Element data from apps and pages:

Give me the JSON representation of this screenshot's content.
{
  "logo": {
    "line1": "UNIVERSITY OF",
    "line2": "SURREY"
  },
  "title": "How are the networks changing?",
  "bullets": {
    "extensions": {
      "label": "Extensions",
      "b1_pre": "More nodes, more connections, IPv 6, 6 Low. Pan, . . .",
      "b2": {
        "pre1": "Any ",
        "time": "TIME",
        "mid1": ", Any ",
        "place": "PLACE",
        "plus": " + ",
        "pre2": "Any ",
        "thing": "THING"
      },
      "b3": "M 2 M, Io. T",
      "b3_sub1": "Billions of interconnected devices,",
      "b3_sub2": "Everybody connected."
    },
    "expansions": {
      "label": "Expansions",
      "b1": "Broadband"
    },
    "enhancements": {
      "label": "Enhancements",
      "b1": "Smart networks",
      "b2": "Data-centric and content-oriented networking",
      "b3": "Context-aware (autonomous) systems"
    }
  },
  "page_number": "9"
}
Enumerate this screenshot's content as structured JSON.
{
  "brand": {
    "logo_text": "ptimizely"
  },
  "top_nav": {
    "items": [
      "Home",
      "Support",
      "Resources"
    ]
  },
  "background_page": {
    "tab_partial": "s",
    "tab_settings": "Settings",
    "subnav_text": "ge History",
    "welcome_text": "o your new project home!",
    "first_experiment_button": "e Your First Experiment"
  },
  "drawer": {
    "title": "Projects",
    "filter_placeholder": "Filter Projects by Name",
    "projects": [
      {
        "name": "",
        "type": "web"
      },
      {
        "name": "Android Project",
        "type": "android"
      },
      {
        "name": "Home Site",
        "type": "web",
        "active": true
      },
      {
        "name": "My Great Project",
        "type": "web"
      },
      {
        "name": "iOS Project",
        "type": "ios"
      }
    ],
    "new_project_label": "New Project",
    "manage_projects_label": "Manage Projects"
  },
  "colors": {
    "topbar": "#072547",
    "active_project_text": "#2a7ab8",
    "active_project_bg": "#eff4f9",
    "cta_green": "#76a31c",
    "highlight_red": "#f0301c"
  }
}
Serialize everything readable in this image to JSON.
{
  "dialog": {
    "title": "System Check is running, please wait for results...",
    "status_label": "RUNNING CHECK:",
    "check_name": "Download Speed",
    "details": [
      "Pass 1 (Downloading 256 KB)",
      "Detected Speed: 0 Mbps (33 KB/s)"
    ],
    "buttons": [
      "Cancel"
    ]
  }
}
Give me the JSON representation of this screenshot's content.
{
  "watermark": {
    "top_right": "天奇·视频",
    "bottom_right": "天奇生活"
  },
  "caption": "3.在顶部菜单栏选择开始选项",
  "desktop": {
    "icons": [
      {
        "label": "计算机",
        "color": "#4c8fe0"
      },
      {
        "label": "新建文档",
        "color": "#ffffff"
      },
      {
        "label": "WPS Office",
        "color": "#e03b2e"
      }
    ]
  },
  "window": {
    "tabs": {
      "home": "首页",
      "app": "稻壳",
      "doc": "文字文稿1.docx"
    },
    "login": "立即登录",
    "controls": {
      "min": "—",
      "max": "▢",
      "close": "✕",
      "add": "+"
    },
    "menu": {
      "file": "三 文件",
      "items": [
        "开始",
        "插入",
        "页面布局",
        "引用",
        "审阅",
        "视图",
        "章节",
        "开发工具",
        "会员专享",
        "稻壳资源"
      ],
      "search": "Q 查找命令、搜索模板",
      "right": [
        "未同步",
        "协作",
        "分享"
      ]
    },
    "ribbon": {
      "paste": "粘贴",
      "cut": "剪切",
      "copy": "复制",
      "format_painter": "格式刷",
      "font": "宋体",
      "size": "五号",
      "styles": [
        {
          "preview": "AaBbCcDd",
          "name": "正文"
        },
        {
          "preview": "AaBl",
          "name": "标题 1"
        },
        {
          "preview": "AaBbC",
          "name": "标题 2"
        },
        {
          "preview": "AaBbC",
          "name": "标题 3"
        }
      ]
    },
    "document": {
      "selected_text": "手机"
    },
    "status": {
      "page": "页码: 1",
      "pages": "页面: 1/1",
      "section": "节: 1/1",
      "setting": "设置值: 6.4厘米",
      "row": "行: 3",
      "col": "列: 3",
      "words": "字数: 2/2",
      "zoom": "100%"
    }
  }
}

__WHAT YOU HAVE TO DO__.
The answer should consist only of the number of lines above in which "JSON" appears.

__ANSWER BELOW__.
4